08/18/12: BBC News reports foreign ministers from North and South America will meet next Friday to discuss the impasse between the UK and Ecuador over Julian Assange. Ecuador has granted asylum to the WikiLeaks founder who took refuge at Ecuador’s embassy in London in June. He faces extradition to Sweden over sexual assault claims, which he denies. The UK says it will follow its obligation to arrest Assange if he leaves the embassy. Twenty-three members of the Organization of American States (OAS) voted to have the meeting in Washington. The US was opposed; Washington’s envoy Carmen Lomellin said a meeting of foreign ministers “would be unhelpful and harmful to the OAS’s reputation as an institution.” She said the US did not “recognize the concept of diplomatic asylum as a matter of international law.”
08/17/12: Al Jazeera reports Julian Assange remains holed up in the Ecuadorian embassy in London after the UK refused to grant him the freedom to leave the country amid a diplomatic stalemate between the two countries over his extradition. Ecuadorian President Rafael Correa said Friday that Assange would remain in Quito’s embassy in London as long as Britain refuses to give him safe passage out of the country. On Thursday, British Foreign Secretary William Hague said that Britain would not grant Assange safe passage because “there is no legal basis for us to do so.” He reiterated that the extradition is unrelated to the work of WikiLeaks or any desire by US authorities to try him for publishing diplomatic secrets, but rather the complaints two Swedish women have filed against Assange for sexual assault.

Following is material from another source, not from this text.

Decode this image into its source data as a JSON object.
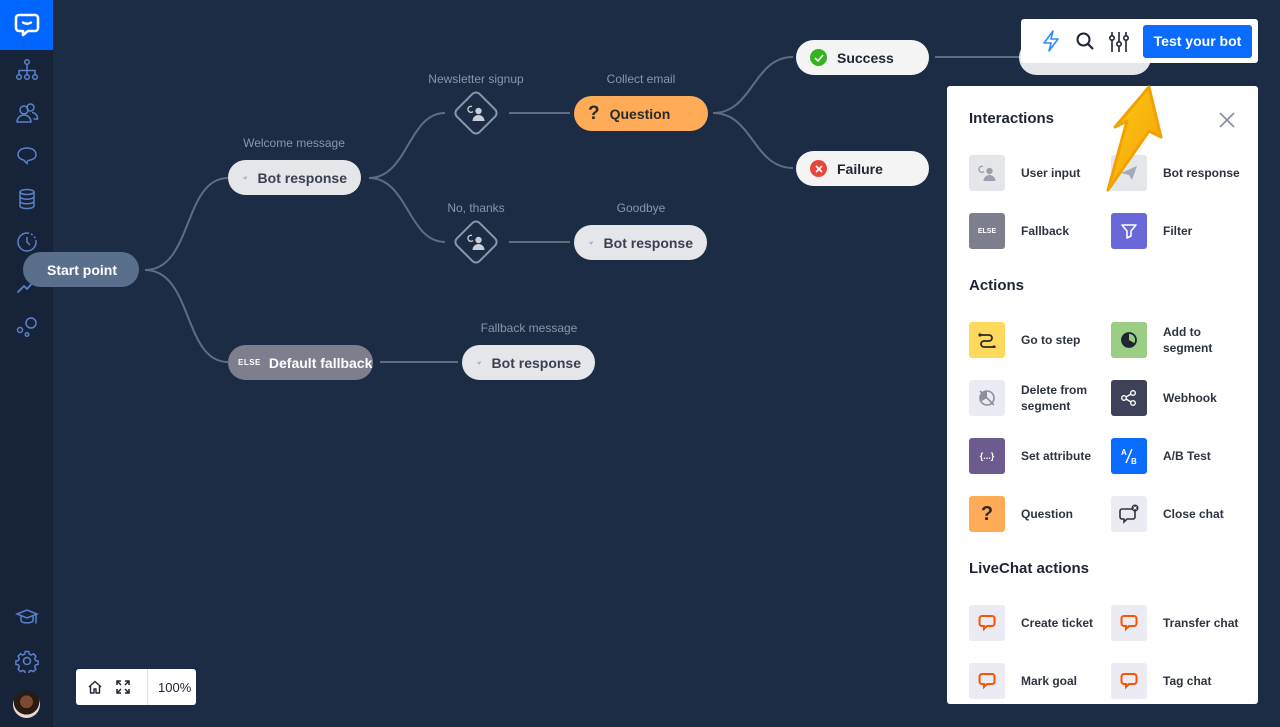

08/16/12: The Washington Post reports WikiLeaks founder Julian Assange was granted asylum on Thursday by Ecuador, raising the possibility of a diplomatic showdown between British and Ecuadoran authorities. The transparency campaigner has been holed up at Ecuador’s embassy in London for nearly eight weeks after seeking refuge there in a bid to avoid extradition to Sweden, where he is wanted for questioning over alleged sex crimes. The British Foreign Office made it clear Thursday that Ecuador’s decision does not alter Britain’s intention of fulfilling its legal obligation to extradite Assange to Sweden. The asylum grant is apparently based on Ecuador and Assange’s belief that he will be extradited to the US and persecuted for his activities, despite the fact that the Washington has made no attempt to extradite him or charge him with any crime.

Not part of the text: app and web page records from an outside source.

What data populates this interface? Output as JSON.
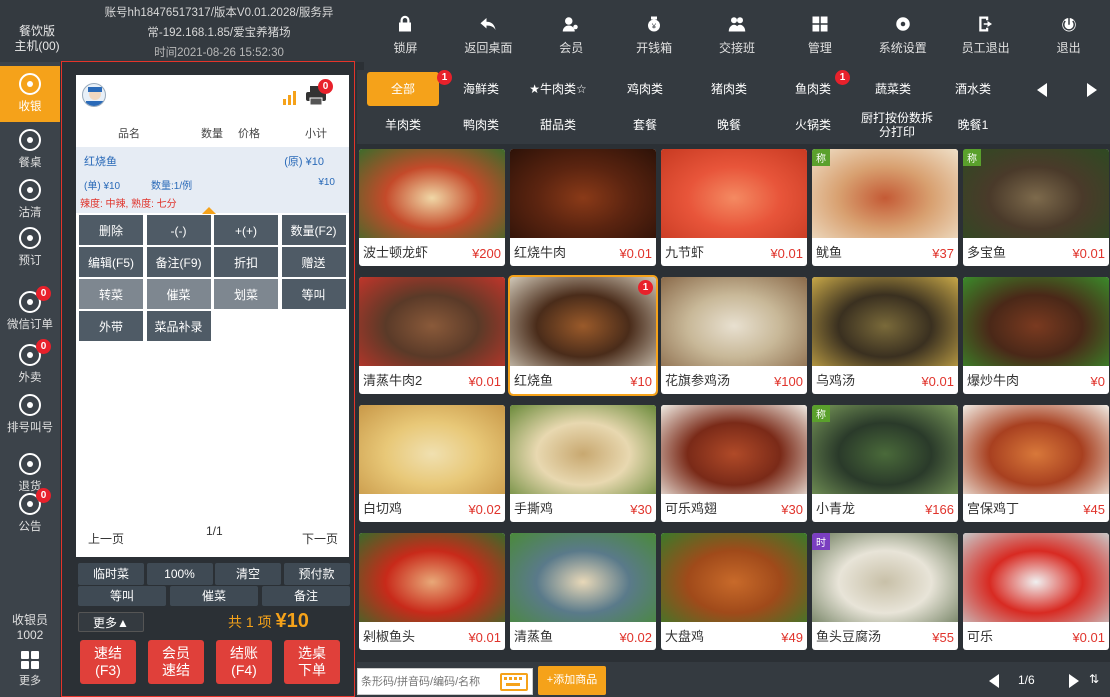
{
  "header": {
    "app_label": "餐饮版\n主机(00)",
    "info_line1": "账号hh18476517317/版本V0.01.2028/服务异",
    "info_line2": "常-192.168.1.85/爱宝养猪场",
    "info_line3": "时间2021-08-26 15:52:30"
  },
  "topnav": [
    {
      "label": "锁屏",
      "icon": "lock-icon"
    },
    {
      "label": "返回桌面",
      "icon": "back-arrow-icon"
    },
    {
      "label": "会员",
      "icon": "member-icon"
    },
    {
      "label": "开钱箱",
      "icon": "cash-box-icon"
    },
    {
      "label": "交接班",
      "icon": "shift-handover-icon"
    },
    {
      "label": "管理",
      "icon": "manage-icon"
    },
    {
      "label": "系统设置",
      "icon": "settings-gear-icon"
    },
    {
      "label": "员工退出",
      "icon": "staff-logout-icon"
    },
    {
      "label": "退出",
      "icon": "power-icon"
    }
  ],
  "sidebar": {
    "items": [
      {
        "label": "收银",
        "icon": "cashier-icon"
      },
      {
        "label": "餐桌",
        "icon": "dining-table-icon"
      },
      {
        "label": "沽清",
        "icon": "warning-icon"
      },
      {
        "label": "预订",
        "icon": "reservation-icon"
      },
      {
        "label": "微信订单",
        "icon": "wechat-icon",
        "badge": "0"
      },
      {
        "label": "外卖",
        "icon": "takeout-icon",
        "badge": "0"
      },
      {
        "label": "排号叫号",
        "icon": "queue-icon"
      },
      {
        "label": "退货",
        "icon": "return-icon"
      },
      {
        "label": "公告",
        "icon": "notice-icon",
        "badge": "0"
      }
    ],
    "cashier_label": "收银员",
    "cashier_id": "1002",
    "more_label": "更多"
  },
  "order": {
    "print_badge": "0",
    "headers": {
      "name": "品名",
      "qty": "数量",
      "price": "价格",
      "subtotal": "小计"
    },
    "item": {
      "name": "红烧鱼",
      "orig_price": "(原) ¥10",
      "unit_price": "(单) ¥10",
      "qty": "数量:1/例",
      "subtotal": "¥10",
      "options": "辣度: 中辣, 熟度: 七分"
    },
    "actions": [
      [
        "删除",
        "-(-)",
        "+(+)",
        "数量(F2)"
      ],
      [
        "编辑(F5)",
        "备注(F9)",
        "折扣",
        "赠送"
      ],
      [
        "转菜",
        "催菜",
        "划菜",
        "等叫"
      ],
      [
        "外带",
        "菜品补录"
      ]
    ],
    "prev_page": "上一页",
    "page": "1/1",
    "next_page": "下一页"
  },
  "ops": {
    "row1": [
      "临时菜",
      "100%",
      "清空",
      "预付款"
    ],
    "row2": [
      "等叫",
      "催菜",
      "备注"
    ],
    "more": "更多▲",
    "total_prefix": "共",
    "total_count": "1",
    "total_unit": "项",
    "total_amount": "¥10"
  },
  "big_buttons": [
    {
      "line1": "速结",
      "line2": "(F3)"
    },
    {
      "line1": "会员",
      "line2": "速结"
    },
    {
      "line1": "结账",
      "line2": "(F4)"
    },
    {
      "line1": "选桌",
      "line2": "下单"
    }
  ],
  "categories": {
    "row1": [
      {
        "label": "全部",
        "badge": "1"
      },
      {
        "label": "海鲜类"
      },
      {
        "label": "★牛肉类☆"
      },
      {
        "label": "鸡肉类"
      },
      {
        "label": "猪肉类"
      },
      {
        "label": "鱼肉类",
        "badge": "1"
      },
      {
        "label": "蔬菜类"
      },
      {
        "label": "酒水类"
      }
    ],
    "row2": [
      "羊肉类",
      "鸭肉类",
      "甜品类",
      "套餐",
      "晚餐",
      "火锅类",
      "厨打按份数拆分打印",
      "晚餐1"
    ]
  },
  "dishes": [
    {
      "name": "波士顿龙虾",
      "price": "¥200",
      "c1": "#c44a2a",
      "c2": "#f0d7a6",
      "c3": "#3d6b2b"
    },
    {
      "name": "红烧牛肉",
      "price": "¥0.01",
      "c1": "#5b2410",
      "c2": "#8a3a18",
      "c3": "#2d1208"
    },
    {
      "name": "九节虾",
      "price": "¥0.01",
      "c1": "#e8553a",
      "c2": "#f48a62",
      "c3": "#c73a22"
    },
    {
      "name": "鱿鱼",
      "price": "¥37",
      "tag": "称",
      "c1": "#d8a070",
      "c2": "#c45a35",
      "c3": "#efe0c8"
    },
    {
      "name": "多宝鱼",
      "price": "¥0.01",
      "tag": "称",
      "c1": "#4a3a2a",
      "c2": "#7d6a4c",
      "c3": "#2e4a22"
    },
    {
      "name": "清蒸牛肉2",
      "price": "¥0.01",
      "c1": "#5a3a28",
      "c2": "#8a5a3a",
      "c3": "#c0352a"
    },
    {
      "name": "红烧鱼",
      "price": "¥10",
      "badge": "1",
      "sel": true,
      "c1": "#4a2c1a",
      "c2": "#9a5a2a",
      "c3": "#d0c8b8"
    },
    {
      "name": "花旗参鸡汤",
      "price": "¥100",
      "c1": "#c8b898",
      "c2": "#e8e0d0",
      "c3": "#8a6a4a"
    },
    {
      "name": "乌鸡汤",
      "price": "¥0.01",
      "c1": "#3a3020",
      "c2": "#7a6a3a",
      "c3": "#c8a848"
    },
    {
      "name": "爆炒牛肉",
      "price": "¥0",
      "c1": "#4a2818",
      "c2": "#7a3a20",
      "c3": "#3a8a2a"
    },
    {
      "name": "白切鸡",
      "price": "¥0.02",
      "c1": "#e8c878",
      "c2": "#f0e0b0",
      "c3": "#c89848"
    },
    {
      "name": "手撕鸡",
      "price": "¥30",
      "c1": "#e8d8b0",
      "c2": "#c8a870",
      "c3": "#6a8a3a"
    },
    {
      "name": "可乐鸡翅",
      "price": "¥30",
      "c1": "#7a2a18",
      "c2": "#b04a28",
      "c3": "#f0ece4"
    },
    {
      "name": "小青龙",
      "price": "¥166",
      "tag": "称",
      "c1": "#2a3a2a",
      "c2": "#4a6a3a",
      "c3": "#7a9a5a"
    },
    {
      "name": "宫保鸡丁",
      "price": "¥45",
      "c1": "#a84020",
      "c2": "#d8783a",
      "c3": "#f0ece4"
    },
    {
      "name": "剁椒鱼头",
      "price": "¥0.01",
      "c1": "#c82a1a",
      "c2": "#e8a878",
      "c3": "#3a6a2a"
    },
    {
      "name": "清蒸鱼",
      "price": "¥0.02",
      "c1": "#5a7a8a",
      "c2": "#e8d8b8",
      "c3": "#4a8a3a"
    },
    {
      "name": "大盘鸡",
      "price": "¥49",
      "c1": "#a04a1a",
      "c2": "#c86a2a",
      "c3": "#3a7a2a"
    },
    {
      "name": "鱼头豆腐汤",
      "price": "¥55",
      "tag": "时",
      "tagc": "purple",
      "c1": "#e8e4d8",
      "c2": "#c8c0a8",
      "c3": "#6a7a5a"
    },
    {
      "name": "可乐",
      "price": "¥0.01",
      "c1": "#d82a22",
      "c2": "#f0f0f0",
      "c3": "#c8c8c8"
    }
  ],
  "bottom": {
    "search_placeholder": "条形码/拼音码/编码/名称",
    "add_label": "+添加商品",
    "page": "1/6"
  },
  "colors": {
    "accent": "#f5a21a",
    "danger": "#e0403a",
    "dark": "#343a40"
  }
}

08/15/12: Al Jazeera reports Ecuadorian President Rafael Correa has denied a British media report that his country has granted asylum to WikiLeaks founder Julian Assange. Correa said he would consult advisers on Wednesday before deciding. Assange, 41, took refuge at Ecuador's London embassy in June to avoid extradition to Sweden over rape and assault claims, which he denies. “The rumor of asylum for Assange is false. No decision has yet been taken. Awaiting report from the foreign ministry,” Correa wrote on Twitter. Although Assange has not been charged with any crime by the United States, he fears being extradited there to face charges over WikiLeaks’ publishing of a trove of secret documents, including information relating to the wars in Iraq and Afghanistan and countless diplomatic cables.